## [Directions]
Copy all lines below containing "Student".

[Source data — start]

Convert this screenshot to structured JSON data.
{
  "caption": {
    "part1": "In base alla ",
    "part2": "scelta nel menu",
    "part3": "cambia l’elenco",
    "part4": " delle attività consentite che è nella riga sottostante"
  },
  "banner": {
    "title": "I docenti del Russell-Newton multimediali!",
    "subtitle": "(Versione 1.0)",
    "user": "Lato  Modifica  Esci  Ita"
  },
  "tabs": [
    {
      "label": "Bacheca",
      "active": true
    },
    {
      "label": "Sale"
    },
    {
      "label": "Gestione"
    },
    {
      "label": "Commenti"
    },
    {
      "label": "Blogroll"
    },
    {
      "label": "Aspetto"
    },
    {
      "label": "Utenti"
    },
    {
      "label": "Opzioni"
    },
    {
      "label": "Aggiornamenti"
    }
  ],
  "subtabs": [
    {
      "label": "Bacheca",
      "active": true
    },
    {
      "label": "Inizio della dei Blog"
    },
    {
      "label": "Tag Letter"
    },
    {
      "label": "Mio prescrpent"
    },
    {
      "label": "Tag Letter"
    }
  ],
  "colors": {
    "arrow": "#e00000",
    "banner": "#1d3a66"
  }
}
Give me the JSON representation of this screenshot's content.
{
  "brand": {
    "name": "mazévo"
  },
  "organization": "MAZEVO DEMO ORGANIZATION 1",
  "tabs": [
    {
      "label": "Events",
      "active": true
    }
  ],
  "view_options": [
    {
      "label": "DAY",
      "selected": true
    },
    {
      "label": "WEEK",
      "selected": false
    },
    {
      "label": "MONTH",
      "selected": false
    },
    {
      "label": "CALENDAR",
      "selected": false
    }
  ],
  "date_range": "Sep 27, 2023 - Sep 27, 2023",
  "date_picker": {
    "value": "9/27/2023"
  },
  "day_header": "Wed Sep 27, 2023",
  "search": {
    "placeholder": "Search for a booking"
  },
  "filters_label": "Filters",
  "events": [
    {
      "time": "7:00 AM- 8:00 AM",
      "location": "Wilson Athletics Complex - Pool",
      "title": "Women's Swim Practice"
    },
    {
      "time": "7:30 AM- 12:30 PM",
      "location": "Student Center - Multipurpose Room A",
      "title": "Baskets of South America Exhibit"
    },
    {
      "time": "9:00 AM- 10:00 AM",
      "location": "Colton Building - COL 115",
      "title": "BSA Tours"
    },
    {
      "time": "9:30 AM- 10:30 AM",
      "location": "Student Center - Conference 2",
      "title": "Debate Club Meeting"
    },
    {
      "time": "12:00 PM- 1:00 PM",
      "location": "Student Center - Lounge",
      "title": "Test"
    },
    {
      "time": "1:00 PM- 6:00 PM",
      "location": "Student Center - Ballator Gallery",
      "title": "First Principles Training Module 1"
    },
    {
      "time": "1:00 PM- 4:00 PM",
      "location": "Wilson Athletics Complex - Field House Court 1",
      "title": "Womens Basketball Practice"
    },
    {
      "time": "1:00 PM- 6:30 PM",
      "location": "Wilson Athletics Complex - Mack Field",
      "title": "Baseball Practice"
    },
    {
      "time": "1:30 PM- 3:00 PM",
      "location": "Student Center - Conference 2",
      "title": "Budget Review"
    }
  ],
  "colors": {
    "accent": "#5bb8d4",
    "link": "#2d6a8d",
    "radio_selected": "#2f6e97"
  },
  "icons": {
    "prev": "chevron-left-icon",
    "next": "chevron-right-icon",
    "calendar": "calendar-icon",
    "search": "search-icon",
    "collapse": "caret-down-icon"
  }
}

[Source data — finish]

## [Your solution]
      "location": "Student Center - Multipurpose Room A",
      "location": "Student Center - Conference 2",
      "location": "Student Center - Lounge",
      "location": "Student Center - Ballator Gallery",
      "location": "Student Center - Conference 2",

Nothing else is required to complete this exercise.